====== SOURCE RECORDS

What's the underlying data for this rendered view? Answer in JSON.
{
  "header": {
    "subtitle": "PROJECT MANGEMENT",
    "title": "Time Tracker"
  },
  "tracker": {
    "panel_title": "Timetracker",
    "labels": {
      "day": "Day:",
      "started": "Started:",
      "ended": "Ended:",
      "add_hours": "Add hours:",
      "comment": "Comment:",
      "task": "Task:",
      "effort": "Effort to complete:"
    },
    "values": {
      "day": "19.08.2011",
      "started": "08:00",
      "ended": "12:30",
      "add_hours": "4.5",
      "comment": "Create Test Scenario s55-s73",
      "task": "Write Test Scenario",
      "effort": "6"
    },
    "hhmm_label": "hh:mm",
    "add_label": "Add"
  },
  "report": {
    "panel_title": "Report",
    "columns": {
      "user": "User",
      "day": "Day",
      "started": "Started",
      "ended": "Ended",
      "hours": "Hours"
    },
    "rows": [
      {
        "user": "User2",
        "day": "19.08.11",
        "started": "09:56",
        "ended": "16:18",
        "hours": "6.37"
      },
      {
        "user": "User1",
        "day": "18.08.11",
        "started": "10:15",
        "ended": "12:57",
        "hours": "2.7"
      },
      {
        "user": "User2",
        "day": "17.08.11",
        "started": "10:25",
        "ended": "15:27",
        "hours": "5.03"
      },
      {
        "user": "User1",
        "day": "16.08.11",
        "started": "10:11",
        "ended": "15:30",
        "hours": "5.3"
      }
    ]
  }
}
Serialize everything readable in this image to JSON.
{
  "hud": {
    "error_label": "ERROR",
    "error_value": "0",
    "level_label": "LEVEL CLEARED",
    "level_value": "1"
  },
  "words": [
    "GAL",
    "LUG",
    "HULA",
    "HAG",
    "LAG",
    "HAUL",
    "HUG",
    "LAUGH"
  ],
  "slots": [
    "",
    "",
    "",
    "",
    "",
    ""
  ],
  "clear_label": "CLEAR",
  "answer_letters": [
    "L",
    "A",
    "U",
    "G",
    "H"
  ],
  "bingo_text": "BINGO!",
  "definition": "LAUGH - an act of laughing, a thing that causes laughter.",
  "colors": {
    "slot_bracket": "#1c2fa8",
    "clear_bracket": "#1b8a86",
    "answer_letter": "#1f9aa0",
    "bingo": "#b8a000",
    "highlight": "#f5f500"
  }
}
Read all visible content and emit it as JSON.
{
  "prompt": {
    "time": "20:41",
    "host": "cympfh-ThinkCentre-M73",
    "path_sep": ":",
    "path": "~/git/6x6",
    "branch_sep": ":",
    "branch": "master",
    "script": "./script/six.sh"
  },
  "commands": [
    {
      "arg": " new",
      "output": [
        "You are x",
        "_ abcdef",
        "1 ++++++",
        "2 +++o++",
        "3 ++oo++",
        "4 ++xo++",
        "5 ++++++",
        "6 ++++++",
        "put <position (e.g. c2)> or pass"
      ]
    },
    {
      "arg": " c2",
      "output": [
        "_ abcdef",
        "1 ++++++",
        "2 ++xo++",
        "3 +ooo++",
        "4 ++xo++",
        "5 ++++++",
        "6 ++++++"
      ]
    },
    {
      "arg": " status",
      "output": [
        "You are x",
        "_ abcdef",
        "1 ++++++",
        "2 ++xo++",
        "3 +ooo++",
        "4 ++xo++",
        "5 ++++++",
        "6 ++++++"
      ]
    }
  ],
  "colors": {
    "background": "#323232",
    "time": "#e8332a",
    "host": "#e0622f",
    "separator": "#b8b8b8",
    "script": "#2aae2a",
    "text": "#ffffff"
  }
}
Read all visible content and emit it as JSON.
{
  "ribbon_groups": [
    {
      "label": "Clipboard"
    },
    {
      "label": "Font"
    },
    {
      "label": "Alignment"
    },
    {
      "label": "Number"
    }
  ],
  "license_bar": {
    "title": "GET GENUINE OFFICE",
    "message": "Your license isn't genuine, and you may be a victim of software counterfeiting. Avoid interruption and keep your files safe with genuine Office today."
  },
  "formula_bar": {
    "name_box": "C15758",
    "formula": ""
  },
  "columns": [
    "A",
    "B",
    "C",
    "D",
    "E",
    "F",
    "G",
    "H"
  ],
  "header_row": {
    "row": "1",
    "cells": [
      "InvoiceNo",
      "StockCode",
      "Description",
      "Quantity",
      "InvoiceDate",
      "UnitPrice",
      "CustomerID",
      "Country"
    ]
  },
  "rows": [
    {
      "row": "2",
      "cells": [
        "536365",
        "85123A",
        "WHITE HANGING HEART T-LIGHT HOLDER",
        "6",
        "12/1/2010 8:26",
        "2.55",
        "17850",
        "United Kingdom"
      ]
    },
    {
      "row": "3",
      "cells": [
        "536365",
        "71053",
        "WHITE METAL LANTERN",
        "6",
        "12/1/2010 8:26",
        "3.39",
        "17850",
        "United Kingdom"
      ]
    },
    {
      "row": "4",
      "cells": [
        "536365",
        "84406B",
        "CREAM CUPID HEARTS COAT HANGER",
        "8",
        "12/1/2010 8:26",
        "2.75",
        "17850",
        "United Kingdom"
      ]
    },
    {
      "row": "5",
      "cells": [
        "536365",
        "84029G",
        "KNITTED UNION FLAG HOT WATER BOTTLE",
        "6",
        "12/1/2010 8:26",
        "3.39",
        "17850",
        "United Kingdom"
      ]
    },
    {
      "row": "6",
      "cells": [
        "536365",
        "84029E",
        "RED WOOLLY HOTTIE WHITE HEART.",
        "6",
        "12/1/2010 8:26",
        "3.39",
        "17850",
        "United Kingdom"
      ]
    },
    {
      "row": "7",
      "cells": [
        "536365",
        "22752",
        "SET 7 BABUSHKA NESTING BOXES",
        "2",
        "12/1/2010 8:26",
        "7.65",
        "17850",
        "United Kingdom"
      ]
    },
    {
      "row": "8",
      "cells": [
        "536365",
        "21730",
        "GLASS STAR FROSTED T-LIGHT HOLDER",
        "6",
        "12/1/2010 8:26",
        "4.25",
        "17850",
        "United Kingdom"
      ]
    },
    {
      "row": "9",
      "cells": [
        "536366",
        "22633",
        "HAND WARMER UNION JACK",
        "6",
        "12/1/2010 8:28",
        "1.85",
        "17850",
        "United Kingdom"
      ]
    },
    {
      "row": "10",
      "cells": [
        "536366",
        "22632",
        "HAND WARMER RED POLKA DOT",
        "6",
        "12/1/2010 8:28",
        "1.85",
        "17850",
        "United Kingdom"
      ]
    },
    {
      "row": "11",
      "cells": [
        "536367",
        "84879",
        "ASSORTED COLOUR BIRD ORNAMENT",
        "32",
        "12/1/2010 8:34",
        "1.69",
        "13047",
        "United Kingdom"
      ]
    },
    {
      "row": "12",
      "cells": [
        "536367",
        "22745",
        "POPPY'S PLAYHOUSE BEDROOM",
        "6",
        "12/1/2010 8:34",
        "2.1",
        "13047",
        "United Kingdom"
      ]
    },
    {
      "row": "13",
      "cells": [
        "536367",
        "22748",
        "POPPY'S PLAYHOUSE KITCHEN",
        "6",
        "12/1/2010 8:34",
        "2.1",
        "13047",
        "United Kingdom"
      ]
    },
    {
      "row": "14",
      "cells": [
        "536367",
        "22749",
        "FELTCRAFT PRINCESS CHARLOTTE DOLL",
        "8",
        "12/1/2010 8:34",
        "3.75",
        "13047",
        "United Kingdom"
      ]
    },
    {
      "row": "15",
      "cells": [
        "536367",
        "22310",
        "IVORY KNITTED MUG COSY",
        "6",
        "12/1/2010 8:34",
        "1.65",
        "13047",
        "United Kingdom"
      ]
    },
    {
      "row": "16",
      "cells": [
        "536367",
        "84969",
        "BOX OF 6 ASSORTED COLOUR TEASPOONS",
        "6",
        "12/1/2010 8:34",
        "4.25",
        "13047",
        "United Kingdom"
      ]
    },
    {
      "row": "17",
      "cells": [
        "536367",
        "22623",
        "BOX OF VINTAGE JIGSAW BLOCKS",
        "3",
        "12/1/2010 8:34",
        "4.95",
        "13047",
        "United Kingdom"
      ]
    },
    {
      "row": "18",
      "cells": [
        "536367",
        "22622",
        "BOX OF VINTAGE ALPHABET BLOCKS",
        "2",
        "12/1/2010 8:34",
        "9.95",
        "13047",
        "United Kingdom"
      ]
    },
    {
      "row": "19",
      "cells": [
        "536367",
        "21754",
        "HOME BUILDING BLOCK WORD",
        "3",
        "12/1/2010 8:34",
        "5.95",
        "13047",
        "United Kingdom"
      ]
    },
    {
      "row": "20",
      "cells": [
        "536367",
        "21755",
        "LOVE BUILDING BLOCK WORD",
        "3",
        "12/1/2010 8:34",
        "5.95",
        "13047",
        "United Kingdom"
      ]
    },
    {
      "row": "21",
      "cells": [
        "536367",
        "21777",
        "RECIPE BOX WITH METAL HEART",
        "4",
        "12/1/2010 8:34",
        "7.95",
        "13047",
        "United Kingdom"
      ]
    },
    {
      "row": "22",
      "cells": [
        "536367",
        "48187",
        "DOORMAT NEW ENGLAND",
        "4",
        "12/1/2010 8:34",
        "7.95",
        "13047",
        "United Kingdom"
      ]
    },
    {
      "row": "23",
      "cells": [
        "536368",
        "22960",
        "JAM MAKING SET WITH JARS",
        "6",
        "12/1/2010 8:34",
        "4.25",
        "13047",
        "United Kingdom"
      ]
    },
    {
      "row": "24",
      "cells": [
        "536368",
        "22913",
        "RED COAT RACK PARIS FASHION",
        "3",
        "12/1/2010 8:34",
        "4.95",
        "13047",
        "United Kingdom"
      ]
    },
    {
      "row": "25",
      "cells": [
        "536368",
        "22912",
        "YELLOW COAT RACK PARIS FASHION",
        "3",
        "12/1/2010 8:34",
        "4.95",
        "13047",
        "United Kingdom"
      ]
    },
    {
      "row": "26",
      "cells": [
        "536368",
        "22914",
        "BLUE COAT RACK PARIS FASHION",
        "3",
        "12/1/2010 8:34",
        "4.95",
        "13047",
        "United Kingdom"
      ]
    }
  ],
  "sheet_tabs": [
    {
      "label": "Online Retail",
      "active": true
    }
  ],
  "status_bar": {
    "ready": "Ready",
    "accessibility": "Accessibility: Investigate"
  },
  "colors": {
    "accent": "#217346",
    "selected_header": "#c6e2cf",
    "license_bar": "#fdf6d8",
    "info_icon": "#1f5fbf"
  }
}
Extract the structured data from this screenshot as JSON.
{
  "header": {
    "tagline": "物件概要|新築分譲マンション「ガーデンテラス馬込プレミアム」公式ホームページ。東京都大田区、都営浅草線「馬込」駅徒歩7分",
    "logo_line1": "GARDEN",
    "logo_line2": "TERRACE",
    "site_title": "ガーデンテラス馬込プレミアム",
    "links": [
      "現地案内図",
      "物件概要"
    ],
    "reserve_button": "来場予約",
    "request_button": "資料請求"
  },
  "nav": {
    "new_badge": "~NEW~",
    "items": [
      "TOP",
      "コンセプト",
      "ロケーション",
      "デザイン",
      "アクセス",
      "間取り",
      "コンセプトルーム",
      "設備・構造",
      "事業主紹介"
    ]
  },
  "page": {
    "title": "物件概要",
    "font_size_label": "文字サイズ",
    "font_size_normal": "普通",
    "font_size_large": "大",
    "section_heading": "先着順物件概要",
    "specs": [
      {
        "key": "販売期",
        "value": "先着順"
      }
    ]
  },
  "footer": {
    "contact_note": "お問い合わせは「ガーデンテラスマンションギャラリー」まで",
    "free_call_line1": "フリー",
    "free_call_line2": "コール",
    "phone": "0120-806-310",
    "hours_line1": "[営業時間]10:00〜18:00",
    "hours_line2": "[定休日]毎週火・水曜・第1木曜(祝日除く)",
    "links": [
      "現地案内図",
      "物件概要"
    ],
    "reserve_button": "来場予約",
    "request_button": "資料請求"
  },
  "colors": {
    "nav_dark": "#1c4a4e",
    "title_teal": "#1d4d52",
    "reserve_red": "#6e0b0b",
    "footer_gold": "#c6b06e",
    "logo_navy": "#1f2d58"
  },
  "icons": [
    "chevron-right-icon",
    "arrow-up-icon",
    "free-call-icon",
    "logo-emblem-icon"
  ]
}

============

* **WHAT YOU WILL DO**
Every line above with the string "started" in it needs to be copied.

* **ANSWER SPACE**
      "started": "Started:",
      "started": "08:00",
      "started": "Started",
        "started": "09:56",
        "started": "10:15",
        "started": "10:25",
        "started": "10:11",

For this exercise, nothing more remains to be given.